Through statistical analysis and historical source research, Bernanke demonstrated how failing banks played a decisive role in the global depression of the 1930s, the worst economic crisis in modern history.

“The collapse of the banking system explains why the downturn was not only deep but also long-lasting,” a note seen by BusinessDay.

Bernanke’s research shows that bank crises can potentially have catastrophic consequences.

It further illustrates the importance of well-functioning bank regulation and was also the reasoning behind crucial elements of economic policy during the financial crisis of 2008–2009.

Specifically, Diamond and Dybvig presented a theory of maturity transformation and showed that an institution using demand deposits to finance long-term projects is the most efficient arrangement, but that, at the same time, this arrangement has an inherent vulnerability: bank runs may arise.

“Diamond and Dybvig explained how a liquidity problem can arise through a self-fulfilling run on the bank,” says economist Atif Mian at Princeton University in New Jersey. “The simplicity of their mathematical argument is a thing of beauty, and the work has important policy implications.”

Survival of the fittest

In particular, Bernanke’s research showed that the downturn became so deep and so protracted primarily because bank failures destroyed valuable banking relationships, and the resulting credit supply contraction left significant scars on the real economy.

His investigation identified the elements that contributed significantly to the decline in the gross domestic product using a combination of historical sources and statistical techniques (GDP).

He discovered that the slump was mostly caused by elements that were closely related to collapsing banks, some of which he identified were depositors’ hasty attempts to withdraw their money, which causes bank runs because the bank’s reserves won’t be sufficient to cover everything being withdrawn, forcing it to conduct a free sale of assets at potentially significant losses.

Also in 1983, Bernanke showed that this picture of the function of banks is consistent with what happened in the 1930s. Whereas previously it had been unclear whether bank failures were a cause or a consequence of the financial crisis, Bernanke showed that the crash was mostly driven by them.

He also explained why, in this case, it led to a long-lived depression that became the largest economic crisis in modern history.

“The failure of a bank results in a loss of crucial information that banks acquire (and can pass on to others) on savers and borrowers. Without such assurances about the creditworthiness of businesses and households, liquidity cannot be quickly re-established,” Bernanke said.

These insights shed light on the 2007–09 crash. It began with a slump in the housing sector, but led to panic in the financial markets, as Diamond and Dybvig’s model predicts.

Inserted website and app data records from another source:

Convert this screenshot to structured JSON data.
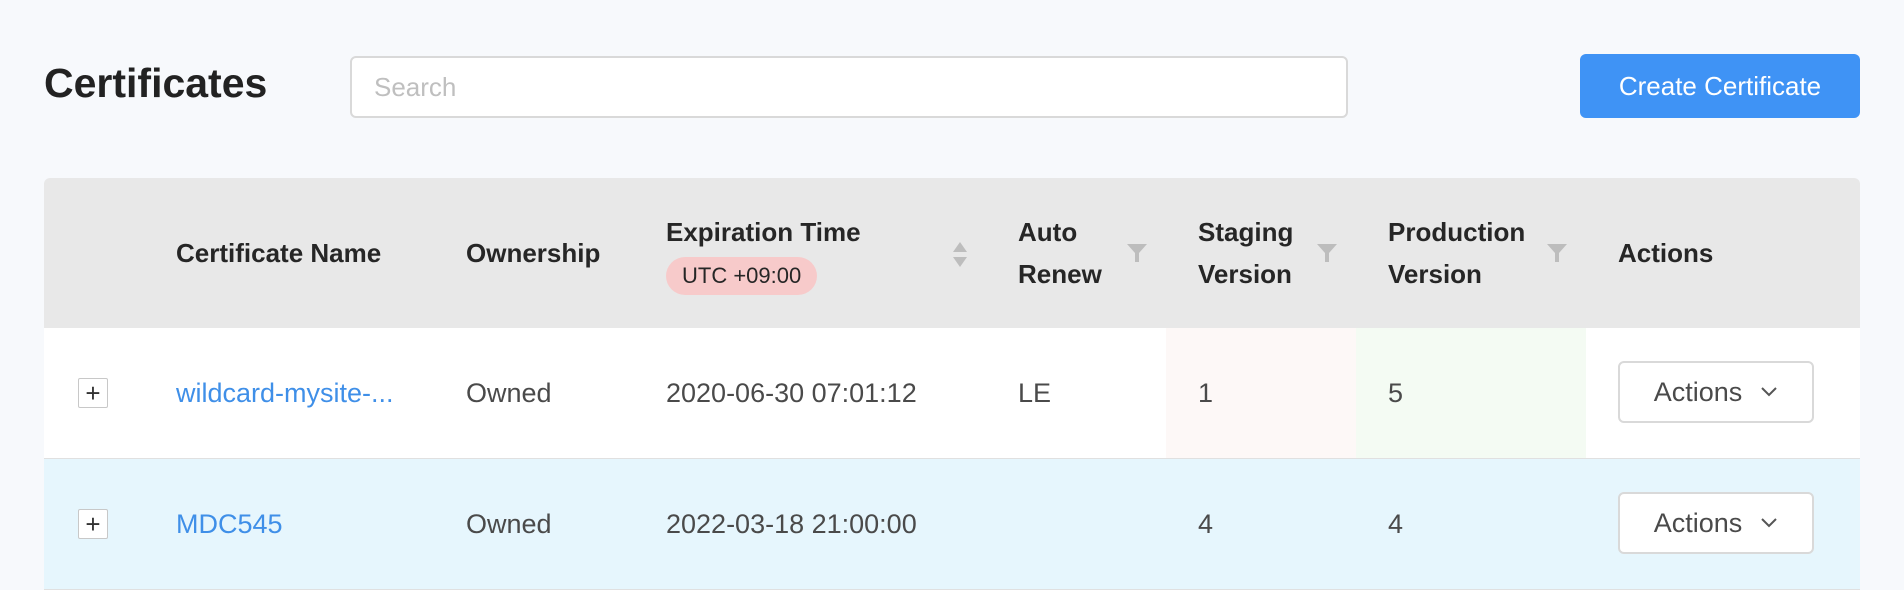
{
  "header": {
    "title": "Certificates",
    "search_placeholder": "Search",
    "create_label": "Create Certificate"
  },
  "table": {
    "columns": {
      "name": "Certificate Name",
      "ownership": "Ownership",
      "expiration": "Expiration Time",
      "utc_badge": "UTC +09:00",
      "auto_renew_1": "Auto",
      "auto_renew_2": "Renew",
      "staging_1": "Staging",
      "staging_2": "Version",
      "production_1": "Production",
      "production_2": "Version",
      "actions": "Actions"
    },
    "rows": [
      {
        "expand": "+",
        "name": "wildcard-mysite-...",
        "ownership": "Owned",
        "expiration": "2020-06-30 07:01:12",
        "auto_renew": "LE",
        "staging": "1",
        "production": "5",
        "actions_label": "Actions"
      },
      {
        "expand": "+",
        "name": "MDC545",
        "ownership": "Owned",
        "expiration": "2022-03-18 21:00:00",
        "auto_renew": "",
        "staging": "4",
        "production": "4",
        "actions_label": "Actions"
      }
    ]
  },
  "colors": {
    "accent": "#3f93f5",
    "link": "#3f8fe8",
    "utc_badge_bg": "#f7caca",
    "selected_row_bg": "#e6f6fd",
    "staging_cell_bg": "#fdf8f7",
    "production_cell_bg": "#f4fbf3"
  },
  "icons": {
    "filter": "filter-icon",
    "sort": "sort-icon",
    "expand": "plus-icon",
    "dropdown": "chevron-down-icon"
  }
}
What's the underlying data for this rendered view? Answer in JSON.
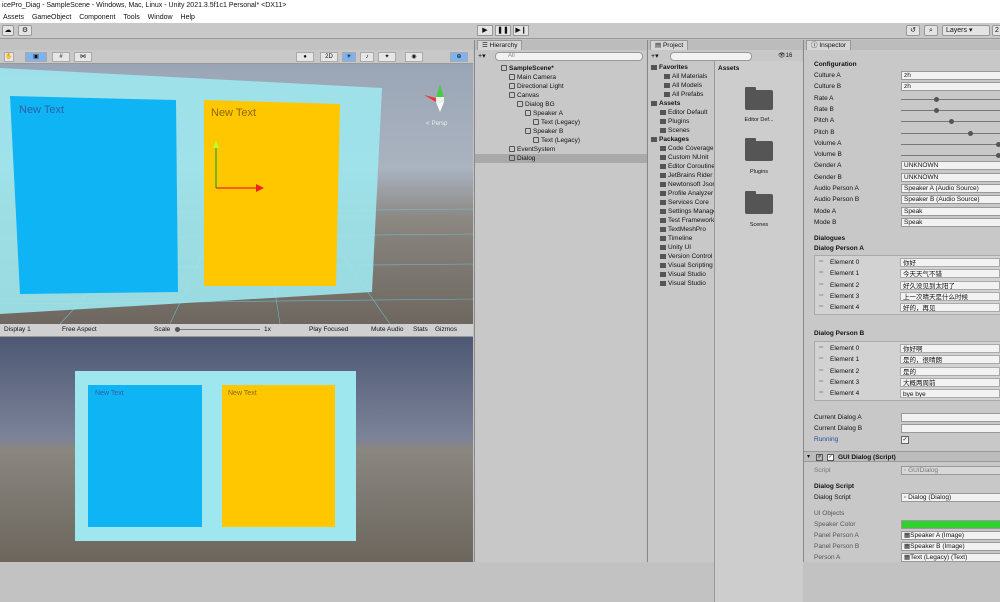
{
  "window": {
    "title": "icePro_Diag - SampleScene - Windows, Mac, Linux - Unity 2021.3.5f1c1 Personal* <DX11>"
  },
  "menu": [
    "Assets",
    "GameObject",
    "Component",
    "Tools",
    "Window",
    "Help"
  ],
  "toolbar": {
    "play": "▶",
    "pause": "❚❚",
    "step": "▶❙",
    "layers": "Layers",
    "layout": "2"
  },
  "scene": {
    "text_left": "New Text",
    "text_right": "New Text",
    "persp": "≺ Persp",
    "mode_2d": "2D"
  },
  "gamebar": {
    "display": "Display 1",
    "aspect": "Free Aspect",
    "scale_label": "Scale",
    "scale_val": "1x",
    "play_focused": "Play Focused",
    "mute": "Mute Audio",
    "stats": "Stats",
    "gizmos": "Gizmos"
  },
  "game": {
    "text_left": "New Text",
    "text_right": "New Text"
  },
  "hierarchy": {
    "tab": "Hierarchy",
    "search_placeholder": "All",
    "items": [
      {
        "label": "SampleScene*",
        "indent": 0,
        "bold": true
      },
      {
        "label": "Main Camera",
        "indent": 1
      },
      {
        "label": "Directional Light",
        "indent": 1
      },
      {
        "label": "Canvas",
        "indent": 1
      },
      {
        "label": "Dialog BG",
        "indent": 2
      },
      {
        "label": "Speaker A",
        "indent": 3
      },
      {
        "label": "Text (Legacy)",
        "indent": 4
      },
      {
        "label": "Speaker B",
        "indent": 3
      },
      {
        "label": "Text (Legacy)",
        "indent": 4
      },
      {
        "label": "EventSystem",
        "indent": 1
      },
      {
        "label": "Dialog",
        "indent": 1,
        "selected": true
      }
    ]
  },
  "project": {
    "tab": "Project",
    "count": "16",
    "favorites_label": "Favorites",
    "favorites": [
      "All Materials",
      "All Models",
      "All Prefabs"
    ],
    "assets_label": "Assets",
    "assets": [
      "Editor Default",
      "Plugins",
      "Scenes"
    ],
    "packages_label": "Packages",
    "packages": [
      "Code Coverage",
      "Custom NUnit",
      "Editor Coroutines",
      "JetBrains Rider",
      "Newtonsoft Json",
      "Profile Analyzer",
      "Services Core",
      "Settings Manager",
      "Test Framework",
      "TextMeshPro",
      "Timeline",
      "Unity UI",
      "Version Control",
      "Visual Scripting",
      "Visual Studio",
      "Visual Studio"
    ],
    "grid_header": "Assets",
    "grid": [
      "Editor Def...",
      "Plugins",
      "Scenes"
    ]
  },
  "inspector": {
    "tab": "Inspector",
    "config_label": "Configuration",
    "props": [
      {
        "label": "Culture A",
        "value": "zh"
      },
      {
        "label": "Culture B",
        "value": "zh"
      },
      {
        "label": "Rate A",
        "slider": 0.35
      },
      {
        "label": "Rate B",
        "slider": 0.35
      },
      {
        "label": "Pitch A",
        "slider": 0.5
      },
      {
        "label": "Pitch B",
        "slider": 0.7
      },
      {
        "label": "Volume A",
        "slider": 1.0
      },
      {
        "label": "Volume B",
        "slider": 1.0
      },
      {
        "label": "Gender A",
        "value": "UNKNOWN"
      },
      {
        "label": "Gender B",
        "value": "UNKNOWN"
      },
      {
        "label": "Audio Person A",
        "value": "Speaker A (Audio Source)"
      },
      {
        "label": "Audio Person B",
        "value": "Speaker B (Audio Source)"
      },
      {
        "label": "Mode A",
        "value": "Speak"
      },
      {
        "label": "Mode B",
        "value": "Speak"
      }
    ],
    "dialogues_label": "Dialogues",
    "person_a_label": "Dialog Person A",
    "person_a": [
      {
        "label": "Element 0",
        "value": "你好"
      },
      {
        "label": "Element 1",
        "value": "今天天气不错"
      },
      {
        "label": "Element 2",
        "value": "好久没见到太阳了"
      },
      {
        "label": "Element 3",
        "value": "上一次晴天是什么时候"
      },
      {
        "label": "Element 4",
        "value": "好的，再见"
      }
    ],
    "person_b_label": "Dialog Person B",
    "person_b": [
      {
        "label": "Element 0",
        "value": "你好啊"
      },
      {
        "label": "Element 1",
        "value": "是的，很晴朗"
      },
      {
        "label": "Element 2",
        "value": "是的"
      },
      {
        "label": "Element 3",
        "value": "大概两周前"
      },
      {
        "label": "Element 4",
        "value": "bye bye"
      }
    ],
    "current_a": "Current Dialog A",
    "current_b": "Current Dialog B",
    "running": "Running",
    "component": "GUI Dialog (Script)",
    "script_label": "Script",
    "script_value": "GUIDialog",
    "dialog_script_header": "Dialog Script",
    "dialog_script_label": "Dialog Script",
    "dialog_script_value": "Dialog (Dialog)",
    "ui_objects": "UI Objects",
    "speaker_color": "Speaker Color",
    "panel_a": "Panel Person A",
    "panel_a_val": "Speaker A (Image)",
    "panel_b": "Panel Person B",
    "panel_b_val": "Speaker B (Image)",
    "person_a_text": "Person A",
    "person_a_text_val": "Text (Legacy) (Text)"
  },
  "colors": {
    "blue": "#0fb4f5",
    "yellow": "#ffc700",
    "canvas": "#9ee7ee",
    "accent": "#1e4fa0"
  }
}
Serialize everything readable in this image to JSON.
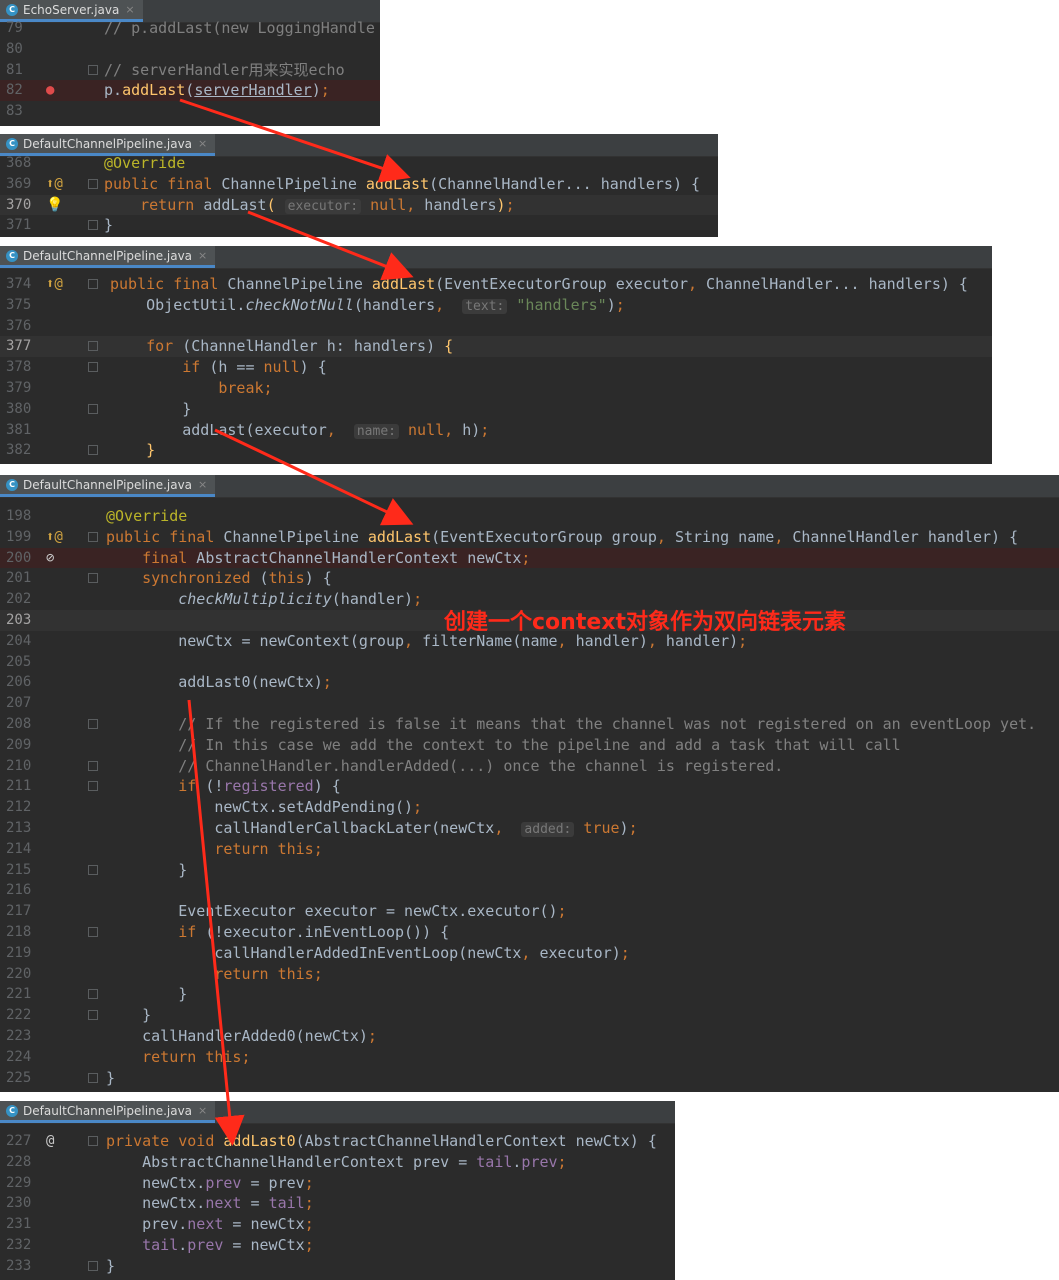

This triggered the collapse of financial-services companies such as Lehman Brothers, based in New York City, and created a global economic downturn. At the time, Bernanke was chair of the US Federal Reserve, which, along with the US Treasury, intervened as an emergency lender to preserve some liquidity and keep commercial banks from collapse. Similar interventions happened globally.